▶ _TRY IT_: Collect from the data below each line with "text".

*** MATERIAL SHOWN Section Begins ***

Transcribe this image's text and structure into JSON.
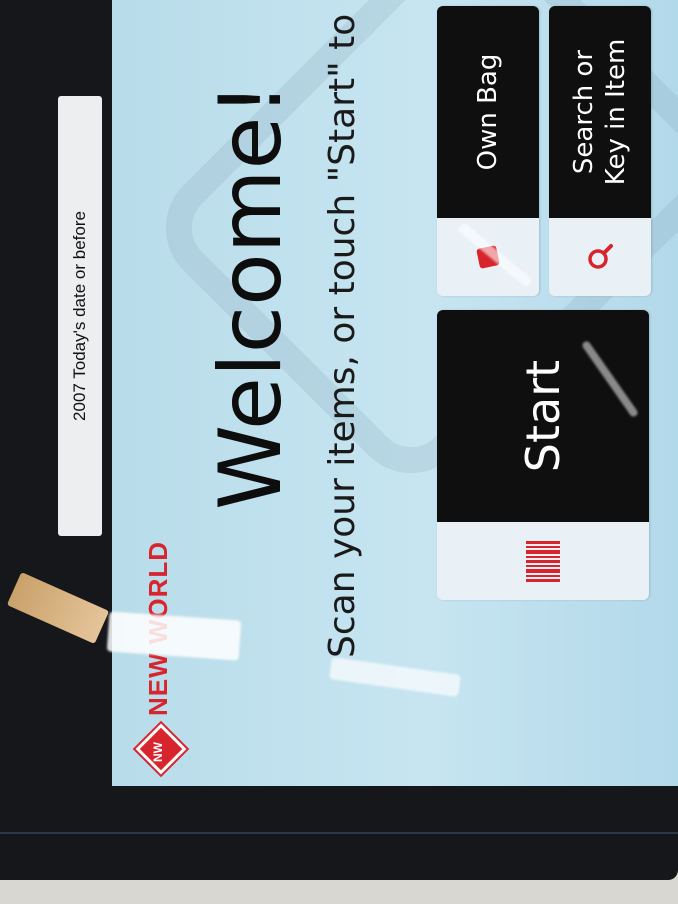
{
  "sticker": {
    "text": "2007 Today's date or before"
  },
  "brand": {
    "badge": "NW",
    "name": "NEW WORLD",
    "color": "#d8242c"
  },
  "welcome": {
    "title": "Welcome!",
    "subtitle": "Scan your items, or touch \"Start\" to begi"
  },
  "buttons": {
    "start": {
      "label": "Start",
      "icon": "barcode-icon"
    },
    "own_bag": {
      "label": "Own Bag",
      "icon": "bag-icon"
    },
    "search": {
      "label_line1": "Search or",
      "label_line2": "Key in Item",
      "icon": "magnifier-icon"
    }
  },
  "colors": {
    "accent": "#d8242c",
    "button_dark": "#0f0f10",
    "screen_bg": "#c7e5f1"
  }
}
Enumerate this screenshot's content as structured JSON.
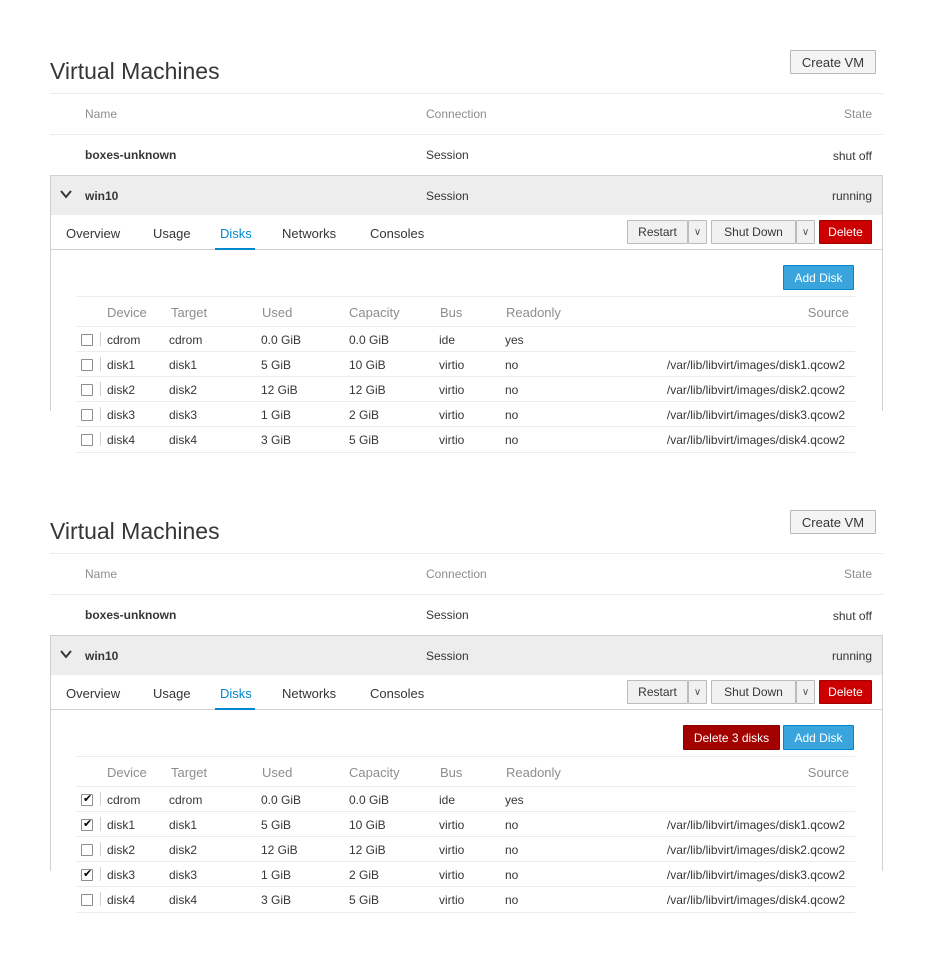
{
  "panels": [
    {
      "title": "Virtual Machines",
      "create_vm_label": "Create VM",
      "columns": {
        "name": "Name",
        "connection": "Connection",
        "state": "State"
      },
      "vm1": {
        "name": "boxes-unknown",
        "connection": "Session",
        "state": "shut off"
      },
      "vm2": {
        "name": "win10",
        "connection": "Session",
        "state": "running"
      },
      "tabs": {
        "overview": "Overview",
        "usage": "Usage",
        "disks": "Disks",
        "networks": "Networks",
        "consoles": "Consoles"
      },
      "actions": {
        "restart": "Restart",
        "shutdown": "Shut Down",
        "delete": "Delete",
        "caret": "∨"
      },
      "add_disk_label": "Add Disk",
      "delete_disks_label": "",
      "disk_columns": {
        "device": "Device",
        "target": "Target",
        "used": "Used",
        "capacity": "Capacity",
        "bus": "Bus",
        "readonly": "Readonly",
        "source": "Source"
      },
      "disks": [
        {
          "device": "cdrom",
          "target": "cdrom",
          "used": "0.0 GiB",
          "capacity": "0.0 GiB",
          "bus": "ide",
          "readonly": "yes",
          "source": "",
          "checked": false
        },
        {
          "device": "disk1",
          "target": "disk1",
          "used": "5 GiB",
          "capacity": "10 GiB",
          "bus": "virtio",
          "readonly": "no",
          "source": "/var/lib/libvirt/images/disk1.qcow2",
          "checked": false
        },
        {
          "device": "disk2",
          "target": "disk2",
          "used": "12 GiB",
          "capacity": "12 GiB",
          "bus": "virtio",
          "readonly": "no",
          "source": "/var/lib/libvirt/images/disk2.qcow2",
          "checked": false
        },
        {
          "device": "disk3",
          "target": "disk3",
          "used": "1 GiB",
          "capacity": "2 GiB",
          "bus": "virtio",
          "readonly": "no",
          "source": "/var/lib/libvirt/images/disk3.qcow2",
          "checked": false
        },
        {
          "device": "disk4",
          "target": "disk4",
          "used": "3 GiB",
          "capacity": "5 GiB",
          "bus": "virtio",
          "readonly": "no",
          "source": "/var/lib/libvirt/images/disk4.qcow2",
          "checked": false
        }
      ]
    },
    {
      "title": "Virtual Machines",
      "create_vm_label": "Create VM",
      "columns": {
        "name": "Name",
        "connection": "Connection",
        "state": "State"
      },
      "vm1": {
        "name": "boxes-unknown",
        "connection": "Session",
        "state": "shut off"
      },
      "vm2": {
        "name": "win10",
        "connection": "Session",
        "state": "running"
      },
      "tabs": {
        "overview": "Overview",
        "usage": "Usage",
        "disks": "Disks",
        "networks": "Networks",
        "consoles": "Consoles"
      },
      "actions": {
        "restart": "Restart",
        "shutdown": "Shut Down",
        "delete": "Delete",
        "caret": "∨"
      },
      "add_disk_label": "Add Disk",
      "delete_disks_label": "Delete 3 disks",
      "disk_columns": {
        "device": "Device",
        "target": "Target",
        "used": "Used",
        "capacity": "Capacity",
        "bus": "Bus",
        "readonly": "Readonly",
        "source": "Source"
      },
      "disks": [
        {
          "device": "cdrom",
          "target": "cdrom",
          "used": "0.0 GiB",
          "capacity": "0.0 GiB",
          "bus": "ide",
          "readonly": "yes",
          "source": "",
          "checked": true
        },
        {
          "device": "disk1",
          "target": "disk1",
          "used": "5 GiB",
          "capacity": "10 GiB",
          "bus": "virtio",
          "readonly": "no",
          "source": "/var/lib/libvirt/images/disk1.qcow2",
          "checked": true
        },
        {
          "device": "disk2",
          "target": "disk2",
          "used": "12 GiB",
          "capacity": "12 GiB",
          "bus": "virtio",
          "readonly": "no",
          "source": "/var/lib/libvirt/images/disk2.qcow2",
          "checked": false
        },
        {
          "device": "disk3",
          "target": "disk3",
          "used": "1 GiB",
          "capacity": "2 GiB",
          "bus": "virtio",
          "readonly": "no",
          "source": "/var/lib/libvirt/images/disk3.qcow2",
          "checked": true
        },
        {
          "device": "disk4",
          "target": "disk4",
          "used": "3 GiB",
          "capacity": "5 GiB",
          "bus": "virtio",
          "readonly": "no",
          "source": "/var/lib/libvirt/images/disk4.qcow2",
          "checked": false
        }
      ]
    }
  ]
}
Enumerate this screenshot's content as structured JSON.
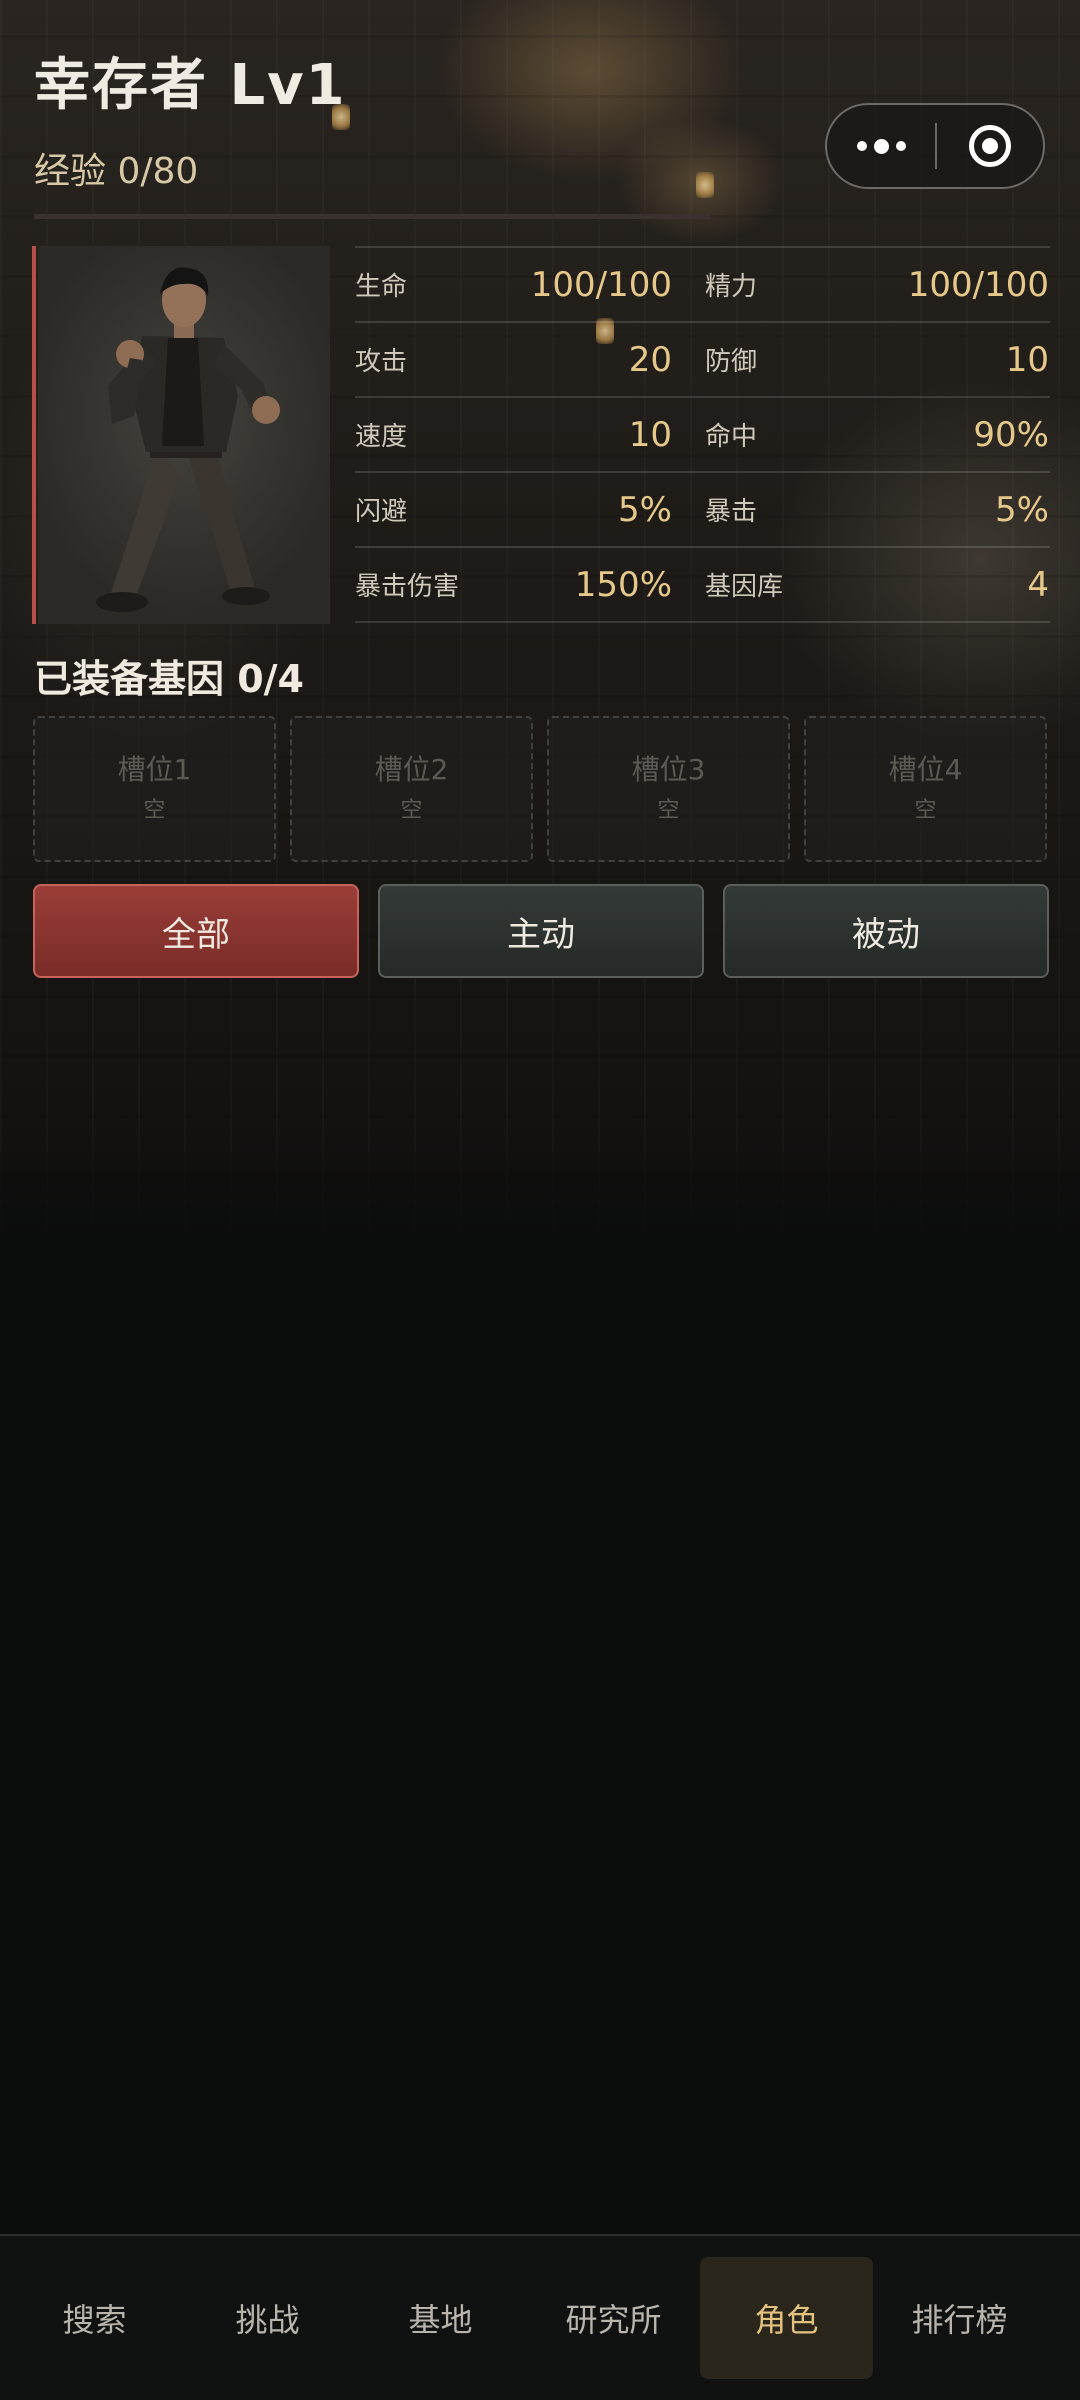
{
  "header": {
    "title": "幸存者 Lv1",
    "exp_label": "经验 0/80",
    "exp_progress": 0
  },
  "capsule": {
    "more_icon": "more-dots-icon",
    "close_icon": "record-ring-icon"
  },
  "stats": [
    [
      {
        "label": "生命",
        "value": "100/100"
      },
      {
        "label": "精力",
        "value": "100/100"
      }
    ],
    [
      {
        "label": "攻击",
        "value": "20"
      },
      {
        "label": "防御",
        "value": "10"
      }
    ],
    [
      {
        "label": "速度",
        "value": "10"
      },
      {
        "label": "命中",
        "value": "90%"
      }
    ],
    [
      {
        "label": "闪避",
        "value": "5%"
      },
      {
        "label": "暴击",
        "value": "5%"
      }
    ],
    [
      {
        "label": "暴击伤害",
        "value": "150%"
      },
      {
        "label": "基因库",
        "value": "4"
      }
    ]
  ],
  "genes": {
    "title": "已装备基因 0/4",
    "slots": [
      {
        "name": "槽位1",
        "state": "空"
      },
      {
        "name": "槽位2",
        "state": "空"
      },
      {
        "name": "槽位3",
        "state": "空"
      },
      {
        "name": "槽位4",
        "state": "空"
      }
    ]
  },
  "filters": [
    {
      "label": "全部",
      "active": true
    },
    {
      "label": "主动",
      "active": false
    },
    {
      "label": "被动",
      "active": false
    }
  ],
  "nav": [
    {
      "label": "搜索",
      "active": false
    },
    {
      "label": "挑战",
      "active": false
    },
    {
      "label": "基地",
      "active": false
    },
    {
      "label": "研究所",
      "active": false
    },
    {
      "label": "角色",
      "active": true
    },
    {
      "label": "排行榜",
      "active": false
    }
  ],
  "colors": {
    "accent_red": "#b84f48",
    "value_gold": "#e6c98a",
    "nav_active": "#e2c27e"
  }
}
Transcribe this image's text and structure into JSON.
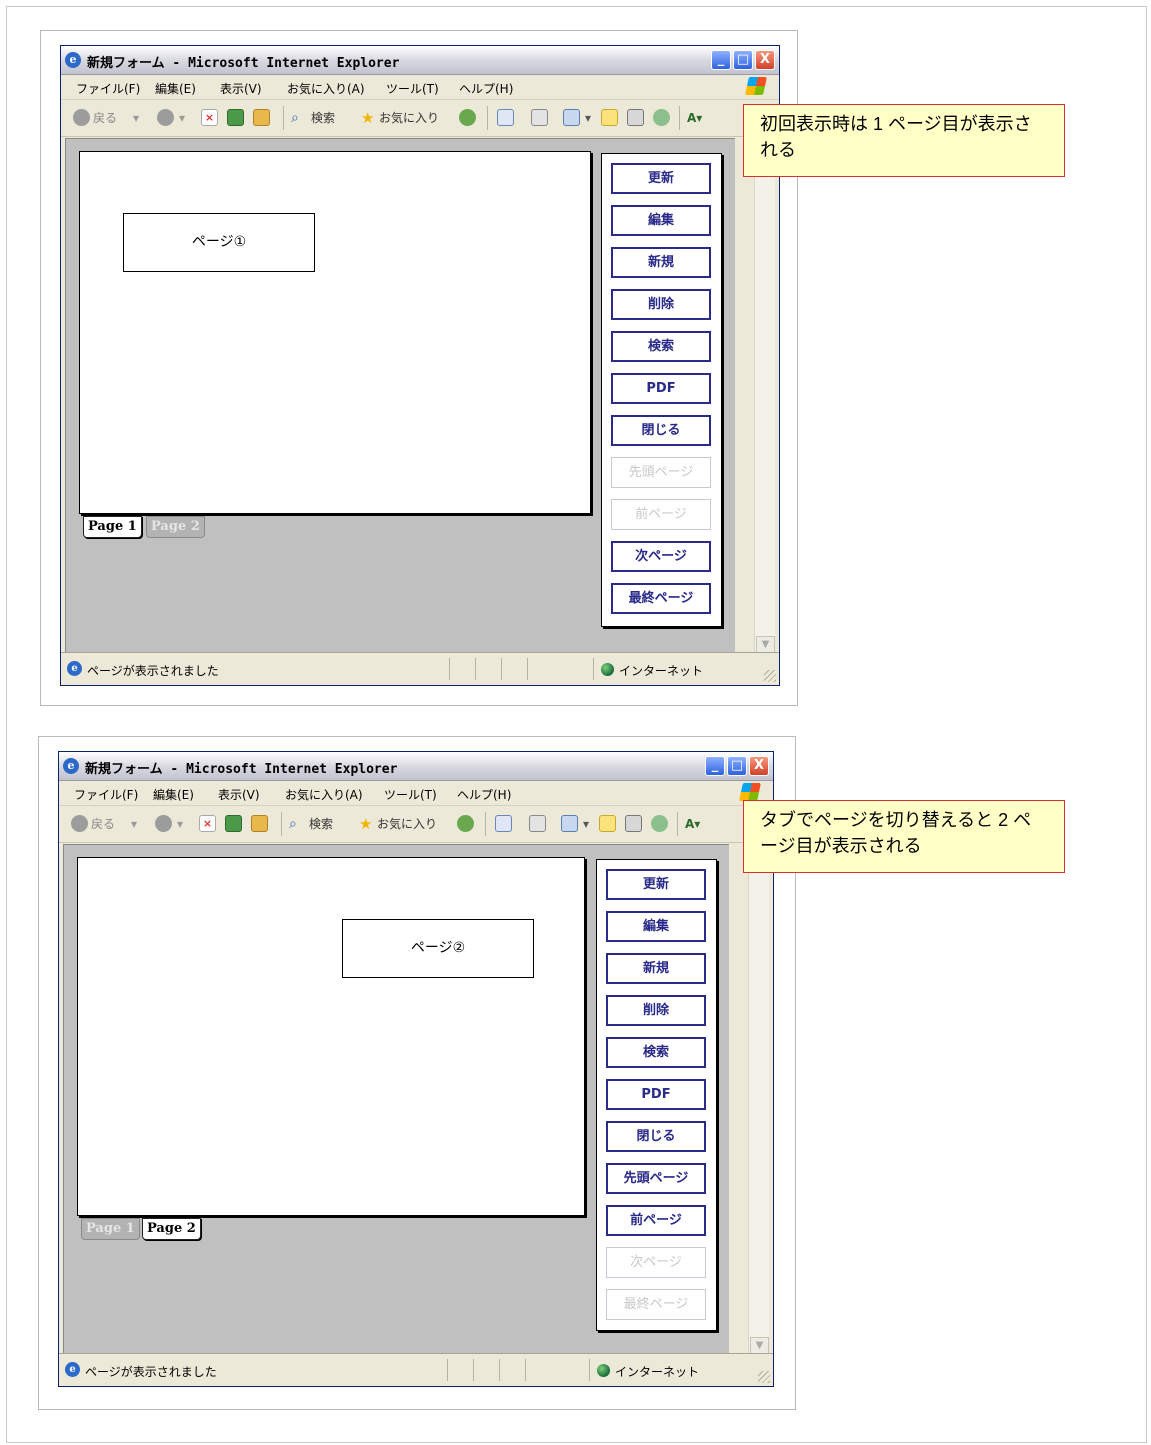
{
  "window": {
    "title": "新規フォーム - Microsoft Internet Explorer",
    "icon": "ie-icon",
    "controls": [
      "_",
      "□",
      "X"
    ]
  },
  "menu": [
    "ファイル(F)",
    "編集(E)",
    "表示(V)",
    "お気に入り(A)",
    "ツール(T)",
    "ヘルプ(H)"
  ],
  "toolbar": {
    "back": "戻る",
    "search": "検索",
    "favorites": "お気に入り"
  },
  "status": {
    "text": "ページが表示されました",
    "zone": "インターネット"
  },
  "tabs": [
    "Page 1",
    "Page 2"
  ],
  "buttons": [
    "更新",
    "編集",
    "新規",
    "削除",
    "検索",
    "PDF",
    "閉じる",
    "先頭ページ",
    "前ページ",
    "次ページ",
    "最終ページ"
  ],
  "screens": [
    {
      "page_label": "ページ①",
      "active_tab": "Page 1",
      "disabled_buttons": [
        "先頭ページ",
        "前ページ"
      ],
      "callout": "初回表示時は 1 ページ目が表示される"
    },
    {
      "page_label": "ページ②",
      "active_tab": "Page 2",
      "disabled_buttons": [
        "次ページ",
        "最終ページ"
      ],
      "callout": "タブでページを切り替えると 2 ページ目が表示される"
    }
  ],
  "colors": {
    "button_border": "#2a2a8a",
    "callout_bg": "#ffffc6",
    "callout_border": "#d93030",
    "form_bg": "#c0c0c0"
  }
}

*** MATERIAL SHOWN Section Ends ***

▶ _EXPECTED OUTPUT_:
Transcribe this image's text and structure into JSON.
    "text": "2007 Today's date or before"
Transcribe this image's text and structure into JSON.
    "text": "ページが表示されました",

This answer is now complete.